So, there’s definitely a competitive edge to HitTailing. The idea is to dominate a conceptual niche. It’s not really to the “exclusion” of your competitors, because that would be too spammy, but it is quite possible to keep corralling your target audience back to your site over and over and over. And it is inevitable that your competition will keep encountering you during their keyword testing, and you are likely to frustrate them to no end. But the real satisfaction is being all over the keyword results they’re not even thinking of testing–but the actual prospective customers ARE.
When I was first playing around with long tail keyword optimization, it was in an emerging industry with lots of small fish (both in terms of competitors and prospective customers). I started out in a company named Scala which already had a long history in a related space that transitioned very naturally into the emerging industry of digital signage (hanging monitors and cable TV computer channels). But no one knew what the practice of using flat panel TVs as signs was going to be called. It could have been anything from “electronic displays” to “out of home advertising”. It was really wacky the terms that were popping up. One thing I intuitively sensed was that to name the industry in the formative stages was to exert extreme control on the market as it developed.
And so it was true. After I moved on from that company to a NY PR firm, I was contacted by two of my biggest competitors from my previous life in digital signage. I learned exactly how frustrating it was to them how Scala had dominated the conceptual niche of digital signage–no matter what you thought to call it. Blogs weren’t so big at the time, and I simply called my writing “vignettes.” They were micro-stories about how digital signage might be used, and it gave me opportunity to experiment with different names and ideas. Each time I posted, Google promptly picked up the post and my systems suggested new terms. Before long, I not only dominated a conceptual niche, but found myself in the position of shaping it–because all online research led back to me (my writing).
Though people didn’t cite me very much directly (what competitor would), I saw my language reoccurring everywhere I looked. I was defining the very rules by which digital signage solutions would be measured. And I am fairly certain it predisposed the entire base of prospective customers for digital signage toward Scala solutions in a way that’s still paying off for them to this very day.

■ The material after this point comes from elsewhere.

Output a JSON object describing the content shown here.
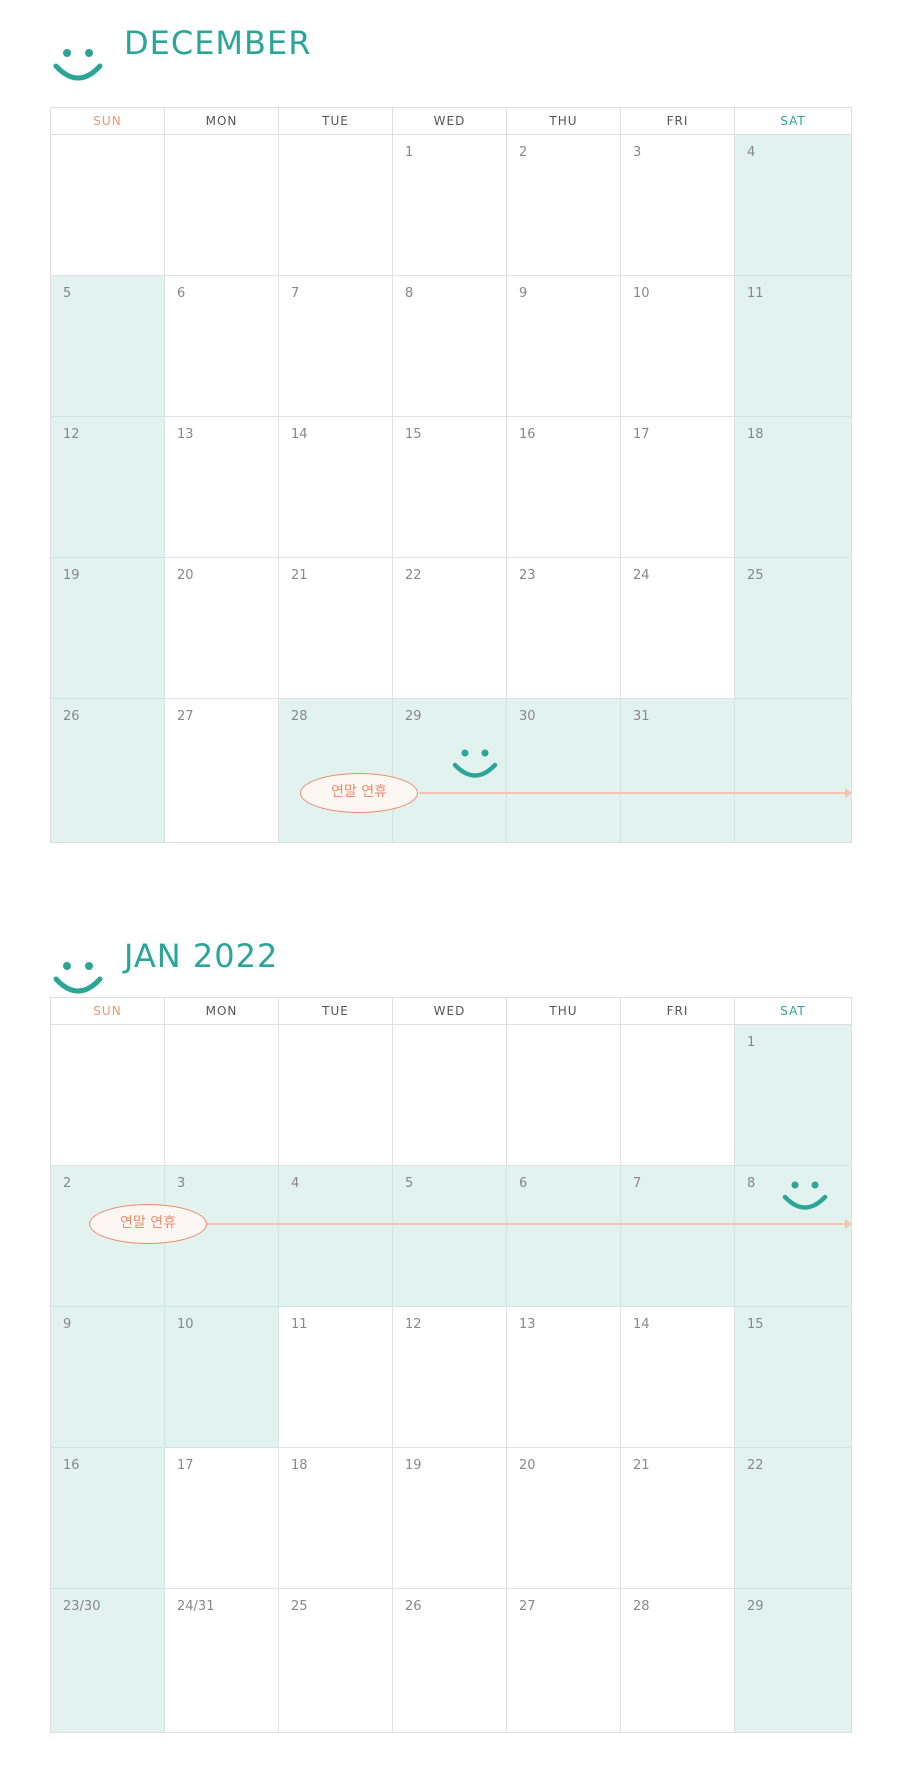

Well its a few years later, and those competitors are a few years wiser, and of course I’m not with Scala anymore. HitTail is being offered as a free service to the world, and competitors who were previously frustrated by the existence of an in-house secret weapon that was so devastating that it kept them from even being at the table, now suddenly find the playing field a little more even.
But this evolution of search engine marketing savvy has not occurred in every industry yet. There is still ample opportunity to crush the competition by achieving niche dominance. However, the onus is on you to start sooner rather than later, because natural search results don’t move fast. They have a great deal of inertia (Google more than most), so it’s like moving the Queen Mary. So, if you’re in a race, there are two things that are most important…
1. Putting the energy into the race now.
2. Not letting your competition know it’s on.